■ Action item ■
Every line with the string "structured" should be copied from the data.

■ Entries shown ■
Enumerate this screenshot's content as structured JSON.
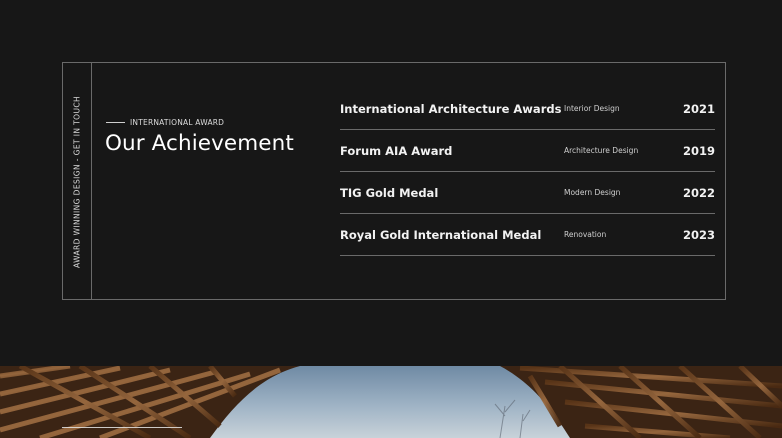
{
  "side_label": "AWARD WINNING DESIGN - GET IN TOUCH",
  "section": {
    "eyebrow": "INTERNATIONAL AWARD",
    "title": "Our Achievement"
  },
  "awards": [
    {
      "name": "International Architecture Awards",
      "category": "Interior Design",
      "year": "2021"
    },
    {
      "name": "Forum AIA Award",
      "category": "Architecture Design",
      "year": "2019"
    },
    {
      "name": "TIG Gold Medal",
      "category": "Modern Design",
      "year": "2022"
    },
    {
      "name": "Royal Gold International Medal",
      "category": "Renovation",
      "year": "2023"
    }
  ],
  "colors": {
    "background": "#171717",
    "border": "#6a6a6a",
    "text": "#f2f2f2",
    "wood": "#7a4e2c",
    "sky": "#9fb3c5"
  }
}
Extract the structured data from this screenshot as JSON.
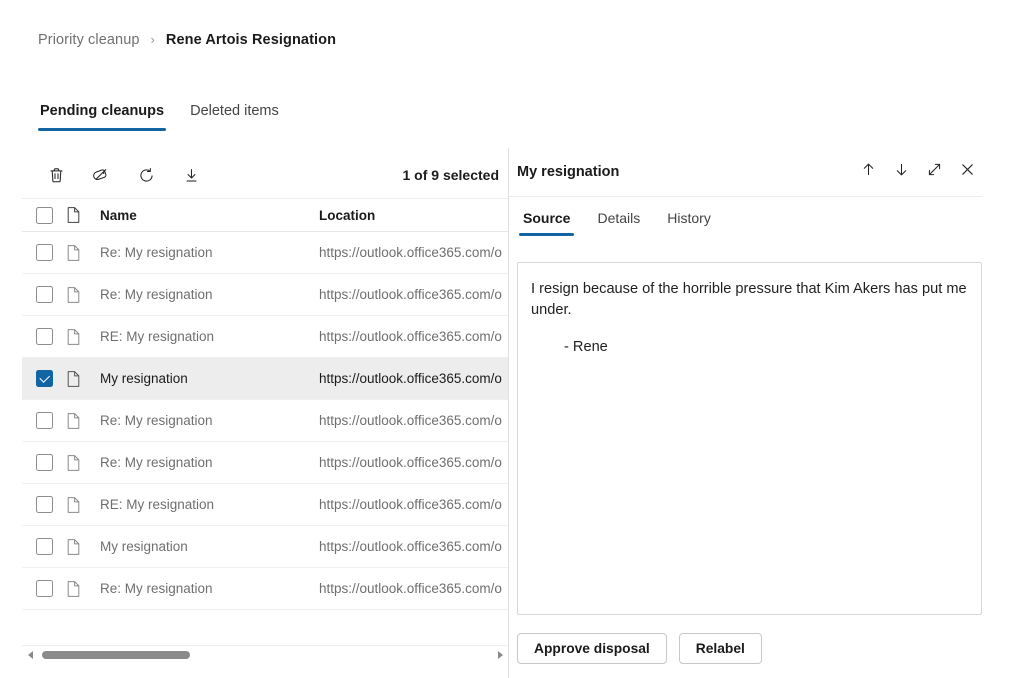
{
  "breadcrumb": {
    "root": "Priority cleanup",
    "separator": "›",
    "current": "Rene Artois Resignation"
  },
  "main_tabs": [
    {
      "label": "Pending cleanups",
      "active": true
    },
    {
      "label": "Deleted items",
      "active": false
    }
  ],
  "toolbar": {
    "buttons": [
      {
        "name": "delete-button",
        "icon": "trash-icon",
        "label": "Delete"
      },
      {
        "name": "remove-label-button",
        "icon": "tag-slash-icon",
        "label": "Remove label"
      },
      {
        "name": "refresh-button",
        "icon": "refresh-icon",
        "label": "Refresh"
      },
      {
        "name": "download-button",
        "icon": "download-icon",
        "label": "Download"
      }
    ],
    "selection_status": "1 of 9 selected"
  },
  "list": {
    "columns": {
      "name": "Name",
      "location": "Location"
    },
    "rows": [
      {
        "name": "Re: My resignation",
        "location": "https://outlook.office365.com/o",
        "selected": false
      },
      {
        "name": "Re: My resignation",
        "location": "https://outlook.office365.com/o",
        "selected": false
      },
      {
        "name": "RE: My resignation",
        "location": "https://outlook.office365.com/o",
        "selected": false
      },
      {
        "name": "My resignation",
        "location": "https://outlook.office365.com/o",
        "selected": true
      },
      {
        "name": "Re: My resignation",
        "location": "https://outlook.office365.com/o",
        "selected": false
      },
      {
        "name": "Re: My resignation",
        "location": "https://outlook.office365.com/o",
        "selected": false
      },
      {
        "name": "RE: My resignation",
        "location": "https://outlook.office365.com/o",
        "selected": false
      },
      {
        "name": "My resignation",
        "location": "https://outlook.office365.com/o",
        "selected": false
      },
      {
        "name": "Re: My resignation",
        "location": "https://outlook.office365.com/o",
        "selected": false
      }
    ]
  },
  "panel": {
    "title": "My resignation",
    "actions": [
      {
        "name": "previous-item-button",
        "icon": "arrow-up-icon"
      },
      {
        "name": "next-item-button",
        "icon": "arrow-down-icon"
      },
      {
        "name": "expand-button",
        "icon": "expand-diagonal-icon"
      },
      {
        "name": "close-button",
        "icon": "close-icon"
      }
    ],
    "tabs": [
      {
        "label": "Source",
        "active": true
      },
      {
        "label": "Details",
        "active": false
      },
      {
        "label": "History",
        "active": false
      }
    ],
    "source": {
      "body": "I resign because of the horrible pressure that Kim Akers has put me under.",
      "signature": "- Rene"
    },
    "footer": {
      "approve_label": "Approve disposal",
      "relabel_label": "Relabel"
    }
  },
  "scrollbar": {
    "left_arrow": "◀",
    "right_arrow": "▶"
  },
  "colors": {
    "accent": "#1264a3",
    "selected_row_bg": "#ededed",
    "text_primary": "#1b1b1b",
    "text_secondary": "#6f6f6f"
  }
}
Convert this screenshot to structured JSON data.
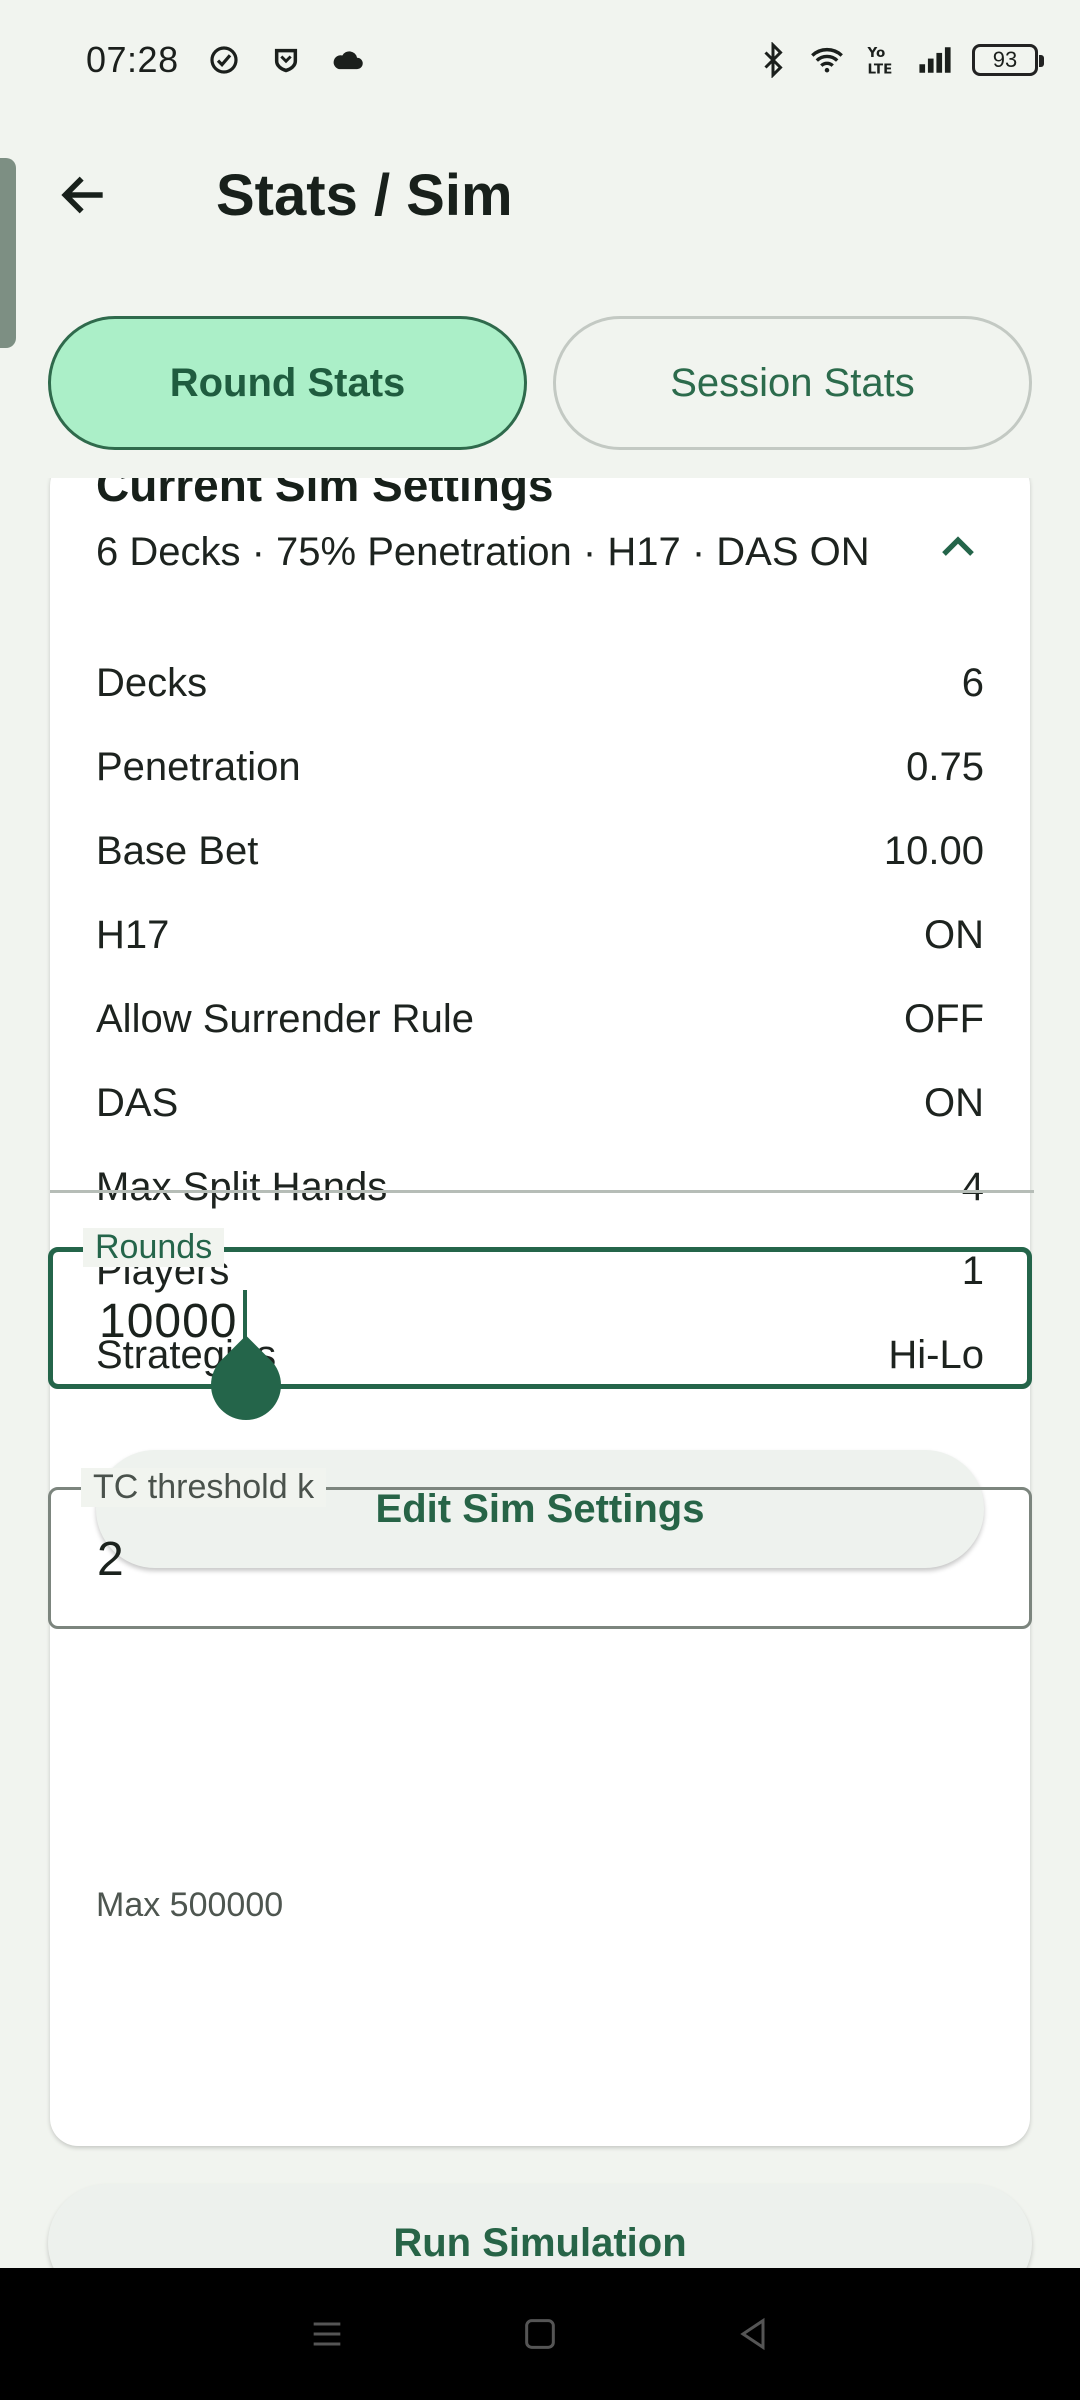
{
  "status_bar": {
    "time": "07:28",
    "battery": "93",
    "left_icons": [
      "check-circle-icon",
      "shield-icon",
      "cloud-icon"
    ],
    "right_icons": [
      "bluetooth-icon",
      "wifi-icon",
      "volte-icon",
      "signal-icon",
      "battery-icon"
    ]
  },
  "app_bar": {
    "title": "Stats / Sim",
    "back_icon": "arrow-left-icon"
  },
  "tabs": [
    {
      "label": "Round Stats",
      "active": true
    },
    {
      "label": "Session Stats",
      "active": false
    }
  ],
  "sim_card": {
    "title": "Current Sim Settings",
    "summary": "6 Decks · 75% Penetration · H17 · DAS ON",
    "collapse_icon": "chevron-up-icon",
    "rows": [
      {
        "label": "Decks",
        "value": "6"
      },
      {
        "label": "Penetration",
        "value": "0.75"
      },
      {
        "label": "Base Bet",
        "value": "10.00"
      },
      {
        "label": "H17",
        "value": "ON"
      },
      {
        "label": "Allow Surrender Rule",
        "value": "OFF"
      },
      {
        "label": "DAS",
        "value": "ON"
      },
      {
        "label": "Max Split Hands",
        "value": "4"
      },
      {
        "label": "Players",
        "value": "1"
      },
      {
        "label": "Strategies",
        "value": "Hi-Lo"
      }
    ],
    "edit_button": "Edit Sim Settings"
  },
  "rounds_field": {
    "label": "Rounds",
    "value": "10000",
    "helper": "Max 500000"
  },
  "tc_field": {
    "label": "TC threshold k",
    "value": "2"
  },
  "run_button": "Run Simulation",
  "colors": {
    "accent": "#24654a",
    "active_tab_bg": "#abefc8",
    "background": "#f1f4ef"
  }
}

■ Answer to this problem ■
Enumerate this screenshot's content as structured JSON.
Extract the structured data from this screenshot as JSON.
Convert this screenshot to structured JSON data.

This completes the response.